▸ What to work on
Reproduce the whole listing, keeping each word unchanged.

▸ Record excerpts
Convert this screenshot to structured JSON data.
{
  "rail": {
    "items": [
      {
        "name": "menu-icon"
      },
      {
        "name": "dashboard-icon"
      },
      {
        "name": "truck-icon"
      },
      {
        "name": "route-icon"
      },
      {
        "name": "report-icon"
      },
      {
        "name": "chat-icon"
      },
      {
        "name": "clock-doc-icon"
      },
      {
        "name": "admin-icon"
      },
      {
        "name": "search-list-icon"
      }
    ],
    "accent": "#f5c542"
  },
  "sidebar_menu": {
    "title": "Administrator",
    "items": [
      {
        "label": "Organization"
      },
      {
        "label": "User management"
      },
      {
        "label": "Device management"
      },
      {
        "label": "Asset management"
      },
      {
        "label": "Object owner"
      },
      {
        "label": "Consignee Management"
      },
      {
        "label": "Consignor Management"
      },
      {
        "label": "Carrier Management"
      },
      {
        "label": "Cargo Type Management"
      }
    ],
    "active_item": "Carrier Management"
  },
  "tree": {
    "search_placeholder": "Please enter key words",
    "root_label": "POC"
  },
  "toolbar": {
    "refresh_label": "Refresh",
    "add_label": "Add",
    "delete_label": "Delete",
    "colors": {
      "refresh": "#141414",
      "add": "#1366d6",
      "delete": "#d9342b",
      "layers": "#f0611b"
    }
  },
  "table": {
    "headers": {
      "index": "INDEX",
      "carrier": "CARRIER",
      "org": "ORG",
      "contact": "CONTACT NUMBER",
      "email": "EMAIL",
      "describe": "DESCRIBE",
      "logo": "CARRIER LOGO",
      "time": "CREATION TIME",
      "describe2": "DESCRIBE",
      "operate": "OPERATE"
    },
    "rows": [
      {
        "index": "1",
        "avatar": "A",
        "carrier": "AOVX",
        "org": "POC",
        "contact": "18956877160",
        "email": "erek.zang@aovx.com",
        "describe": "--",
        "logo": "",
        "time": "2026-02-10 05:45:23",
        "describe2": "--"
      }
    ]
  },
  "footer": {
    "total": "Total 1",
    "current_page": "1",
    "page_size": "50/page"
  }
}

▸ Exercise solution
Convert this screenshot to structured JSON data.
{
  "rail": {
    "items": [
      {
        "name": "menu-icon"
      },
      {
        "name": "dashboard-icon"
      },
      {
        "name": "truck-icon"
      },
      {
        "name": "route-icon"
      },
      {
        "name": "report-icon"
      },
      {
        "name": "chat-icon"
      },
      {
        "name": "clock-doc-icon"
      },
      {
        "name": "admin-icon"
      },
      {
        "name": "search-list-icon"
      }
    ],
    "accent": "#f5c542"
  },
  "sidebar_menu": {
    "title": "Administrator",
    "items": [
      {
        "label": "Organization"
      },
      {
        "label": "User management"
      },
      {
        "label": "Device management"
      },
      {
        "label": "Asset management"
      },
      {
        "label": "Object owner"
      },
      {
        "label": "Consignee Management"
      },
      {
        "label": "Consignor Management"
      },
      {
        "label": "Carrier Management"
      },
      {
        "label": "Cargo Type Management"
      }
    ],
    "active_item": "Carrier Management"
  },
  "tree": {
    "search_placeholder": "Please enter key words",
    "root_label": "POC"
  },
  "toolbar": {
    "refresh_label": "Refresh",
    "add_label": "Add",
    "delete_label": "Delete",
    "colors": {
      "refresh": "#141414",
      "add": "#1366d6",
      "delete": "#d9342b",
      "layers": "#f0611b"
    }
  },
  "table": {
    "headers": {
      "index": "INDEX",
      "carrier": "CARRIER",
      "org": "ORG",
      "contact": "CONTACT NUMBER",
      "email": "EMAIL",
      "describe": "DESCRIBE",
      "logo": "CARRIER LOGO",
      "time": "CREATION TIME",
      "describe2": "DESCRIBE",
      "operate": "OPERATE"
    },
    "rows": [
      {
        "index": "1",
        "avatar": "A",
        "carrier": "AOVX",
        "org": "POC",
        "contact": "18956877160",
        "email": "erek.zang@aovx.com",
        "describe": "--",
        "logo": "",
        "time": "2026-02-10 05:45:23",
        "describe2": "--"
      }
    ]
  },
  "footer": {
    "total": "Total 1",
    "current_page": "1",
    "page_size": "50/page"
  }
}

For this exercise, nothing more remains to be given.